— GOAL OF THE EXERCISE —
Before copying, remove every picture, and then repeat all entries below precisely as written.

— DATA TO USE —
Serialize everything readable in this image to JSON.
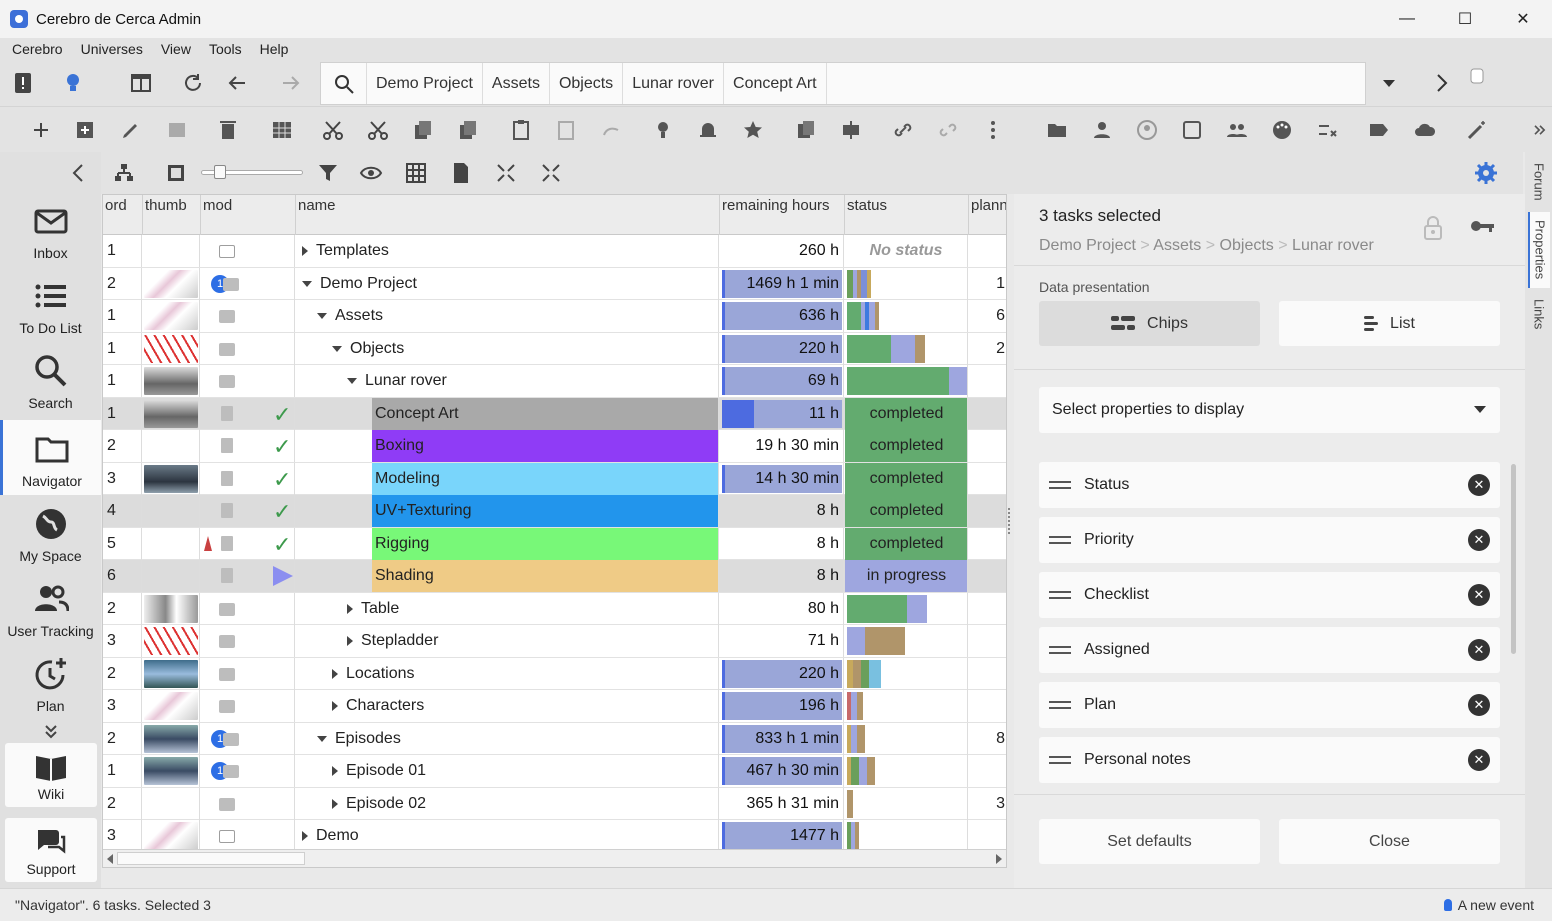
{
  "window": {
    "title": "Cerebro de Cerca  Admin",
    "controls": {
      "minimize": "—",
      "maximize": "☐",
      "close": "✕"
    }
  },
  "menu": [
    "Cerebro",
    "Universes",
    "View",
    "Tools",
    "Help"
  ],
  "breadcrumb": [
    "Demo Project",
    "Assets",
    "Objects",
    "Lunar rover",
    "Concept Art"
  ],
  "left_nav": {
    "items": [
      {
        "label": "Inbox",
        "icon": "envelope-icon"
      },
      {
        "label": "To Do List",
        "icon": "list-icon"
      },
      {
        "label": "Search",
        "icon": "search-icon"
      },
      {
        "label": "Navigator",
        "icon": "folder-icon",
        "active": true
      },
      {
        "label": "My Space",
        "icon": "globe-icon"
      },
      {
        "label": "User Tracking",
        "icon": "users-icon"
      },
      {
        "label": "Plan",
        "icon": "clock-plus-icon"
      }
    ],
    "cards": [
      {
        "label": "Wiki",
        "icon": "book-icon"
      },
      {
        "label": "Support",
        "icon": "chat-icon"
      }
    ]
  },
  "grid": {
    "columns": {
      "ord": "ord",
      "thumb": "thumb",
      "mod": "mod",
      "name": "name",
      "remaining": "remaining hours",
      "status": "status",
      "plan": "plann"
    },
    "rows": [
      {
        "ord": "1",
        "name": "Templates",
        "remaining": "260 h",
        "status": "No status",
        "plan": "",
        "indent": 0,
        "expand": "right",
        "remaining_fraction": 0
      },
      {
        "ord": "2",
        "name": "Demo Project",
        "remaining": "1469 h 1 min",
        "status": "",
        "plan": "1",
        "indent": 0,
        "expand": "down",
        "remaining_fraction": 1
      },
      {
        "ord": "1",
        "name": "Assets",
        "remaining": "636 h",
        "status": "",
        "plan": "6",
        "indent": 1,
        "expand": "down",
        "remaining_fraction": 1
      },
      {
        "ord": "1",
        "name": "Objects",
        "remaining": "220 h",
        "status": "",
        "plan": "2",
        "indent": 2,
        "expand": "down",
        "remaining_fraction": 1
      },
      {
        "ord": "1",
        "name": "Lunar rover",
        "remaining": "69 h",
        "status": "",
        "plan": "",
        "indent": 3,
        "expand": "down",
        "remaining_fraction": 1
      },
      {
        "ord": "1",
        "name": "Concept Art",
        "remaining": "11 h",
        "status": "completed",
        "plan": "",
        "indent": 4,
        "expand": "",
        "remaining_fraction": 1,
        "selected": true
      },
      {
        "ord": "2",
        "name": "Boxing",
        "remaining": "19 h 30 min",
        "status": "completed",
        "plan": "",
        "indent": 4,
        "expand": "",
        "remaining_fraction": 0
      },
      {
        "ord": "3",
        "name": "Modeling",
        "remaining": "14 h 30 min",
        "status": "completed",
        "plan": "",
        "indent": 4,
        "expand": "",
        "remaining_fraction": 1
      },
      {
        "ord": "4",
        "name": "UV+Texturing",
        "remaining": "8 h",
        "status": "completed",
        "plan": "",
        "indent": 4,
        "expand": "",
        "remaining_fraction": 0,
        "selected": true
      },
      {
        "ord": "5",
        "name": "Rigging",
        "remaining": "8 h",
        "status": "completed",
        "plan": "",
        "indent": 4,
        "expand": "",
        "remaining_fraction": 0
      },
      {
        "ord": "6",
        "name": "Shading",
        "remaining": "8 h",
        "status": "in progress",
        "plan": "",
        "indent": 4,
        "expand": "",
        "remaining_fraction": 0,
        "selected": true
      },
      {
        "ord": "2",
        "name": "Table",
        "remaining": "80 h",
        "status": "",
        "plan": "",
        "indent": 3,
        "expand": "right",
        "remaining_fraction": 0
      },
      {
        "ord": "3",
        "name": "Stepladder",
        "remaining": "71 h",
        "status": "",
        "plan": "",
        "indent": 3,
        "expand": "right",
        "remaining_fraction": 0
      },
      {
        "ord": "2",
        "name": "Locations",
        "remaining": "220 h",
        "status": "",
        "plan": "",
        "indent": 2,
        "expand": "right",
        "remaining_fraction": 1
      },
      {
        "ord": "3",
        "name": "Characters",
        "remaining": "196 h",
        "status": "",
        "plan": "",
        "indent": 2,
        "expand": "right",
        "remaining_fraction": 1
      },
      {
        "ord": "2",
        "name": "Episodes",
        "remaining": "833 h 1 min",
        "status": "",
        "plan": "8",
        "indent": 1,
        "expand": "down",
        "remaining_fraction": 1
      },
      {
        "ord": "1",
        "name": "Episode 01",
        "remaining": "467 h 30 min",
        "status": "",
        "plan": "",
        "indent": 2,
        "expand": "right",
        "remaining_fraction": 1
      },
      {
        "ord": "2",
        "name": "Episode 02",
        "remaining": "365 h 31 min",
        "status": "",
        "plan": "3",
        "indent": 2,
        "expand": "right",
        "remaining_fraction": 0
      },
      {
        "ord": "3",
        "name": "Demo",
        "remaining": "1477 h",
        "status": "",
        "plan": "",
        "indent": 0,
        "expand": "right",
        "remaining_fraction": 1
      }
    ]
  },
  "task_colors": {
    "Concept Art": "#a9a9a9",
    "Boxing": "#8f3cf6",
    "Modeling": "#79d5fb",
    "UV+Texturing": "#2295ec",
    "Rigging": "#78f878",
    "Shading": "#efcb86"
  },
  "status_colors": {
    "completed": "#63ab6f",
    "in progress": "#9ea6df",
    "none": "#aaaaaa"
  },
  "panel": {
    "title": "3 tasks selected",
    "path": [
      "Demo Project",
      "Assets",
      "Objects",
      "Lunar rover"
    ],
    "path_sep": ">",
    "data_presentation_label": "Data presentation",
    "chips_label": "Chips",
    "list_label": "List",
    "select_placeholder": "Select properties to display",
    "properties": [
      "Status",
      "Priority",
      "Checklist",
      "Assigned",
      "Plan",
      "Personal notes"
    ],
    "set_defaults": "Set defaults",
    "close": "Close"
  },
  "side_tabs": [
    "Forum",
    "Properties",
    "Links"
  ],
  "statusbar": {
    "text": "\"Navigator\". 6 tasks. Selected 3",
    "event": "A new event"
  },
  "accent_color": "#3a73d6"
}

— WRITTEN ANSWER —
Serialize everything readable in this image to JSON.
{
  "window": {
    "title": "Cerebro de Cerca  Admin",
    "controls": {
      "minimize": "—",
      "maximize": "☐",
      "close": "✕"
    }
  },
  "menu": [
    "Cerebro",
    "Universes",
    "View",
    "Tools",
    "Help"
  ],
  "breadcrumb": [
    "Demo Project",
    "Assets",
    "Objects",
    "Lunar rover",
    "Concept Art"
  ],
  "left_nav": {
    "items": [
      {
        "label": "Inbox",
        "icon": "envelope-icon"
      },
      {
        "label": "To Do List",
        "icon": "list-icon"
      },
      {
        "label": "Search",
        "icon": "search-icon"
      },
      {
        "label": "Navigator",
        "icon": "folder-icon",
        "active": true
      },
      {
        "label": "My Space",
        "icon": "globe-icon"
      },
      {
        "label": "User Tracking",
        "icon": "users-icon"
      },
      {
        "label": "Plan",
        "icon": "clock-plus-icon"
      }
    ],
    "cards": [
      {
        "label": "Wiki",
        "icon": "book-icon"
      },
      {
        "label": "Support",
        "icon": "chat-icon"
      }
    ]
  },
  "grid": {
    "columns": {
      "ord": "ord",
      "thumb": "thumb",
      "mod": "mod",
      "name": "name",
      "remaining": "remaining hours",
      "status": "status",
      "plan": "plann"
    },
    "rows": [
      {
        "ord": "1",
        "name": "Templates",
        "remaining": "260 h",
        "status": "No status",
        "plan": "",
        "indent": 0,
        "expand": "right",
        "remaining_fraction": 0
      },
      {
        "ord": "2",
        "name": "Demo Project",
        "remaining": "1469 h 1 min",
        "status": "",
        "plan": "1",
        "indent": 0,
        "expand": "down",
        "remaining_fraction": 1
      },
      {
        "ord": "1",
        "name": "Assets",
        "remaining": "636 h",
        "status": "",
        "plan": "6",
        "indent": 1,
        "expand": "down",
        "remaining_fraction": 1
      },
      {
        "ord": "1",
        "name": "Objects",
        "remaining": "220 h",
        "status": "",
        "plan": "2",
        "indent": 2,
        "expand": "down",
        "remaining_fraction": 1
      },
      {
        "ord": "1",
        "name": "Lunar rover",
        "remaining": "69 h",
        "status": "",
        "plan": "",
        "indent": 3,
        "expand": "down",
        "remaining_fraction": 1
      },
      {
        "ord": "1",
        "name": "Concept Art",
        "remaining": "11 h",
        "status": "completed",
        "plan": "",
        "indent": 4,
        "expand": "",
        "remaining_fraction": 1,
        "selected": true
      },
      {
        "ord": "2",
        "name": "Boxing",
        "remaining": "19 h 30 min",
        "status": "completed",
        "plan": "",
        "indent": 4,
        "expand": "",
        "remaining_fraction": 0
      },
      {
        "ord": "3",
        "name": "Modeling",
        "remaining": "14 h 30 min",
        "status": "completed",
        "plan": "",
        "indent": 4,
        "expand": "",
        "remaining_fraction": 1
      },
      {
        "ord": "4",
        "name": "UV+Texturing",
        "remaining": "8 h",
        "status": "completed",
        "plan": "",
        "indent": 4,
        "expand": "",
        "remaining_fraction": 0,
        "selected": true
      },
      {
        "ord": "5",
        "name": "Rigging",
        "remaining": "8 h",
        "status": "completed",
        "plan": "",
        "indent": 4,
        "expand": "",
        "remaining_fraction": 0
      },
      {
        "ord": "6",
        "name": "Shading",
        "remaining": "8 h",
        "status": "in progress",
        "plan": "",
        "indent": 4,
        "expand": "",
        "remaining_fraction": 0,
        "selected": true
      },
      {
        "ord": "2",
        "name": "Table",
        "remaining": "80 h",
        "status": "",
        "plan": "",
        "indent": 3,
        "expand": "right",
        "remaining_fraction": 0
      },
      {
        "ord": "3",
        "name": "Stepladder",
        "remaining": "71 h",
        "status": "",
        "plan": "",
        "indent": 3,
        "expand": "right",
        "remaining_fraction": 0
      },
      {
        "ord": "2",
        "name": "Locations",
        "remaining": "220 h",
        "status": "",
        "plan": "",
        "indent": 2,
        "expand": "right",
        "remaining_fraction": 1
      },
      {
        "ord": "3",
        "name": "Characters",
        "remaining": "196 h",
        "status": "",
        "plan": "",
        "indent": 2,
        "expand": "right",
        "remaining_fraction": 1
      },
      {
        "ord": "2",
        "name": "Episodes",
        "remaining": "833 h 1 min",
        "status": "",
        "plan": "8",
        "indent": 1,
        "expand": "down",
        "remaining_fraction": 1
      },
      {
        "ord": "1",
        "name": "Episode 01",
        "remaining": "467 h 30 min",
        "status": "",
        "plan": "",
        "indent": 2,
        "expand": "right",
        "remaining_fraction": 1
      },
      {
        "ord": "2",
        "name": "Episode 02",
        "remaining": "365 h 31 min",
        "status": "",
        "plan": "3",
        "indent": 2,
        "expand": "right",
        "remaining_fraction": 0
      },
      {
        "ord": "3",
        "name": "Demo",
        "remaining": "1477 h",
        "status": "",
        "plan": "",
        "indent": 0,
        "expand": "right",
        "remaining_fraction": 1
      }
    ]
  },
  "task_colors": {
    "Concept Art": "#a9a9a9",
    "Boxing": "#8f3cf6",
    "Modeling": "#79d5fb",
    "UV+Texturing": "#2295ec",
    "Rigging": "#78f878",
    "Shading": "#efcb86"
  },
  "status_colors": {
    "completed": "#63ab6f",
    "in progress": "#9ea6df",
    "none": "#aaaaaa"
  },
  "panel": {
    "title": "3 tasks selected",
    "path": [
      "Demo Project",
      "Assets",
      "Objects",
      "Lunar rover"
    ],
    "path_sep": ">",
    "data_presentation_label": "Data presentation",
    "chips_label": "Chips",
    "list_label": "List",
    "select_placeholder": "Select properties to display",
    "properties": [
      "Status",
      "Priority",
      "Checklist",
      "Assigned",
      "Plan",
      "Personal notes"
    ],
    "set_defaults": "Set defaults",
    "close": "Close"
  },
  "side_tabs": [
    "Forum",
    "Properties",
    "Links"
  ],
  "statusbar": {
    "text": "\"Navigator\". 6 tasks. Selected 3",
    "event": "A new event"
  },
  "accent_color": "#3a73d6"
}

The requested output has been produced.